"Valued at more than $100,000, National Science Foundation Fellowships represent a major effort by the U.S. government to invest in the future potential of the best math, science and engineering students in the country," said Jim Hohenbary, K-State assistant dean for nationally competitive scholarships. "Being recognized by the National Science Foundation really highlights the hard work and talent that Mike has demonstrated during his undergraduate career."

Reppert is involved in research projects with Ryszard Jankowiak, K-State professor of chemistry, and Virginia Naibo, K-State assistant professor of mathematics.

For his project with Jankowiak, Reppert looks at the primary events of photosynthesis. He is studying the molecular details of how plant proteins and the chlorophyll molecules they bind are able to harvest sunlight and convert it into usable energy. The researchers use laser-based spectroscopies to study electronic structure and excitation energy transfer processes in a variety of complex biological systems, including spinach proteins involved in photosynthesis.

Reppert's role is to model the experimental data using quantum mechanics and computer simulations. He said the research has implications for a wide range of energy-related issues.

"Existing technologies are not going to be able to support the world's demand for energy for much longer," he said.

"Solar power seems like a particularly promising solution to the problem, but the solar cells we have right now are either too expensive or too inefficient to be practical on the type of massive scale that will be needed to replace fossil-fuel sources of energy," Reppert said. "Our goal is to understand how natural systems like plants and algae are able to harvest sunlight in order to apply that knowledge to the eventual design of high-efficiency solar cells to combat the energy problem."

His research with Naibo is closely related to the chemistry project, though focused more on the theoretical and computational side of the problem, he said.

"We are working both to improve our current models of the experimental data generated in the lab and to come up with new methods of extracting useful information from easy-to-get experimental data," Reppert said.

He said the numerical methods the researchers are developing are intended to make it easier for chemists and physicists to obtain certain types of experimental data.

His chemistry research is funded through Jankowiak's U.S. Department of Energy EPSCoR grant; his research with Naibo is funded through the Center for Integration of Graduate and Undergraduate Research at K-State.

Reppert said he likes that his research incorporates different areas of science and mathematics.

"I think it is a truly astounding thing to see how beautifully the world fits together and how neatly all the different branches of science come together to explain the world around us," he said. "To me, research is a bit like an enormous scavenger hunt that God set up for mankind to entertain themselves here on earth. Getting paid to do research seems almost too good to be true, sort of like getting paid to do the crossword puzzle every day."

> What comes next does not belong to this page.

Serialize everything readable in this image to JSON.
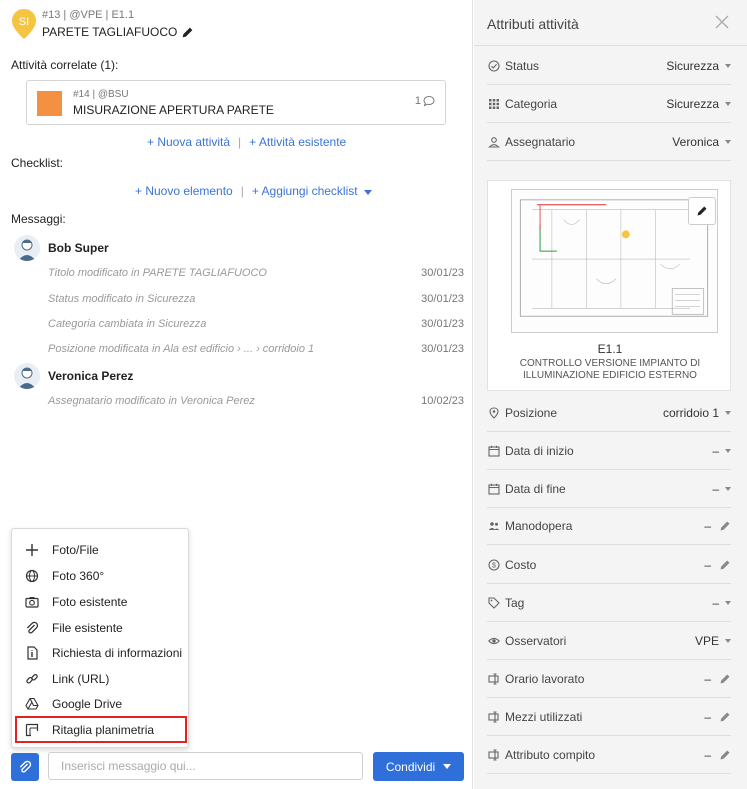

Reppert will pursue a Ph.D. in physical chemistry at the Massachusetts Institute of Technology. His career goal is to work at a university where he would conduct research on fundamental physical and chemical principles as they apply to biological systems.

Reppert also has been a Goldwater Scholar and a National Merit Scholar. He has received the Presidential Award for Distinguished Undergraduate Student in Research and the Phi Lambda Upsilon award for academic performance as a sophomore. He also has been awarded the Presidential Scholarship, the William and Melissa Harold Memorial Scholarship, the Dow K-State Alumni Association Scholarship, the Travis W. Miller Memorial Scholarship, the Jack and Betsy Lambert Scholarship and the College of Arts and Sciences Excellence Scholarship.

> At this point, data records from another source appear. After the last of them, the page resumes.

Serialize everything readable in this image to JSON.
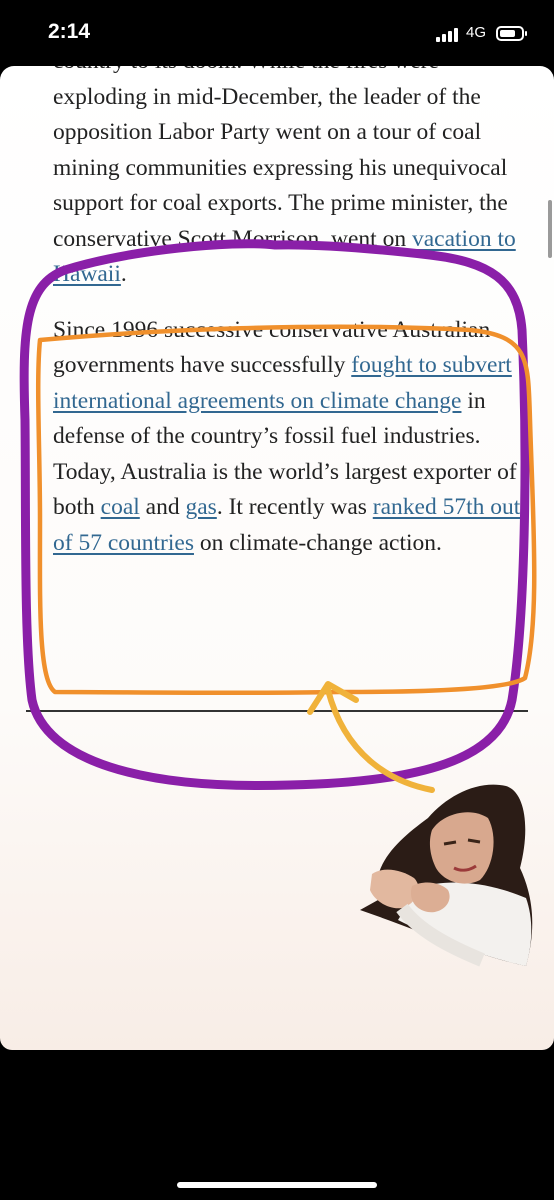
{
  "status_bar": {
    "time": "2:14",
    "network": "4G"
  },
  "article": {
    "para1": {
      "cut_line": "country to its doom. While the fires were",
      "text": "exploding in mid-December, the leader of the opposition Labor Party went on a tour of coal mining communities expressing his unequivocal support for coal exports. The prime minister, the conservative Scott Morrison, went on ",
      "link_hawaii": "vacation to Hawaii",
      "end": "."
    },
    "para2": {
      "t1": "Since 1996 successive conservative Australian governments have successfully ",
      "link_subvert": "fought to subvert international agreements on climate change",
      "t2": " in defense of the country’s fossil fuel industries. Today, Australia is the world’s largest exporter of both ",
      "link_coal": "coal",
      "t3": " and ",
      "link_gas": "gas",
      "t4": ". It recently was ",
      "link_ranked": "ranked 57th out of 57 countries",
      "t5": " on climate-change action."
    }
  },
  "annotations": {
    "purple_color": "#8a1fa8",
    "orange_color": "#f0902c",
    "arrow_color": "#f0b23a"
  }
}
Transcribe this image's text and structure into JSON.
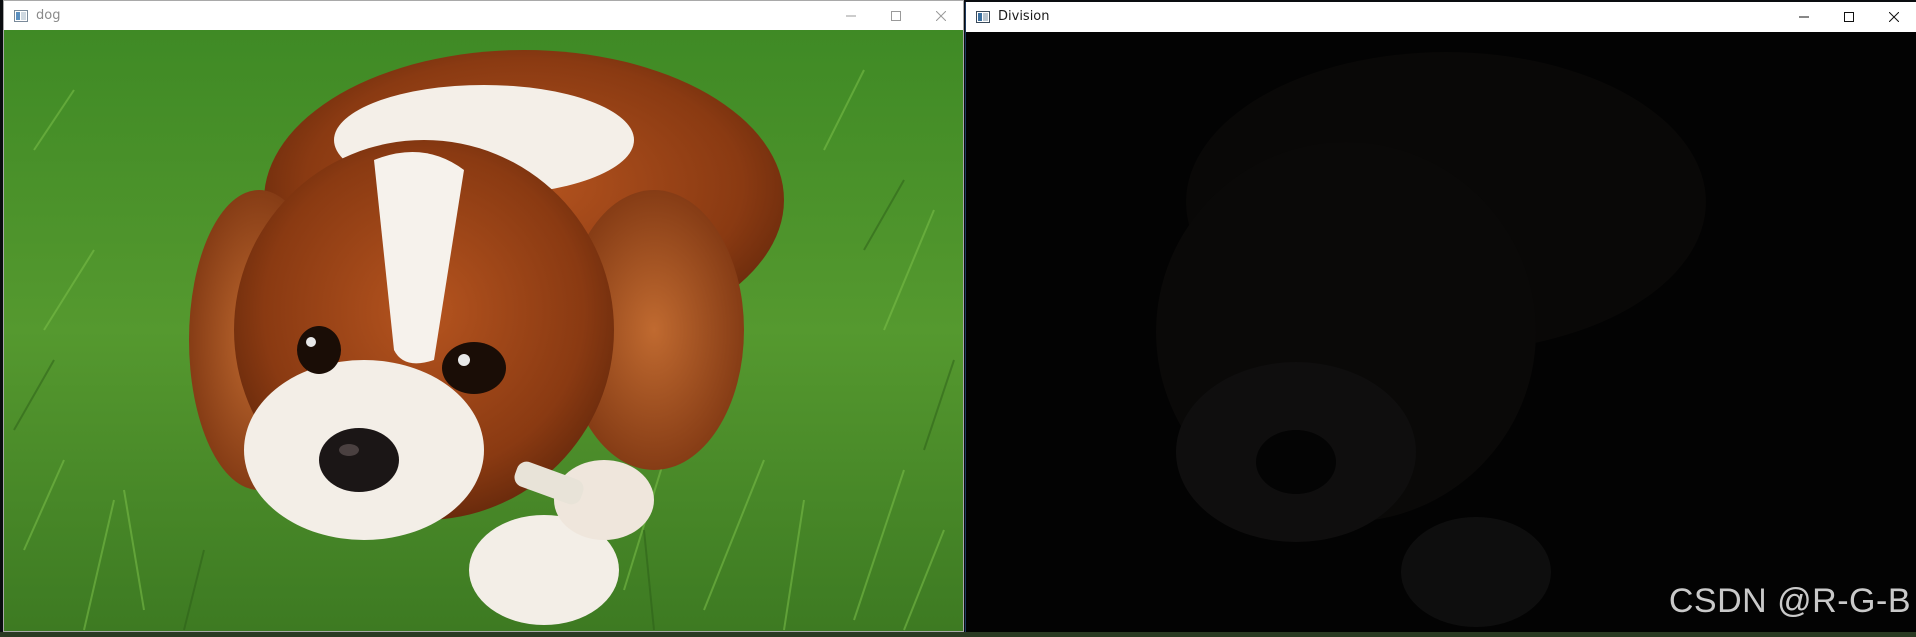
{
  "windows": {
    "dog": {
      "title": "dog",
      "image_icon": "image-window-icon",
      "controls": [
        "minimize-icon",
        "maximize-icon",
        "close-icon"
      ]
    },
    "division": {
      "title": "Division",
      "image_icon": "image-window-icon",
      "controls": [
        "minimize-icon",
        "maximize-icon",
        "close-icon"
      ],
      "watermark": "CSDN @R-G-B"
    }
  },
  "colors": {
    "grass_green": "#4f8f2c",
    "dog_fur_brown": "#8a3a12",
    "division_background": "#030303"
  }
}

He is a member of Phi Kappa Phi, Phi Eta Sigma and Golden Key honor societies, and has been a member of the K-State mathematics team. He served as a peer minister for the Baptist Campus Center, is a member of the K-State Juggling Club and has received a black belt in kung fu. Reppert is the son of Jay and Sue Reppert, Manhattan.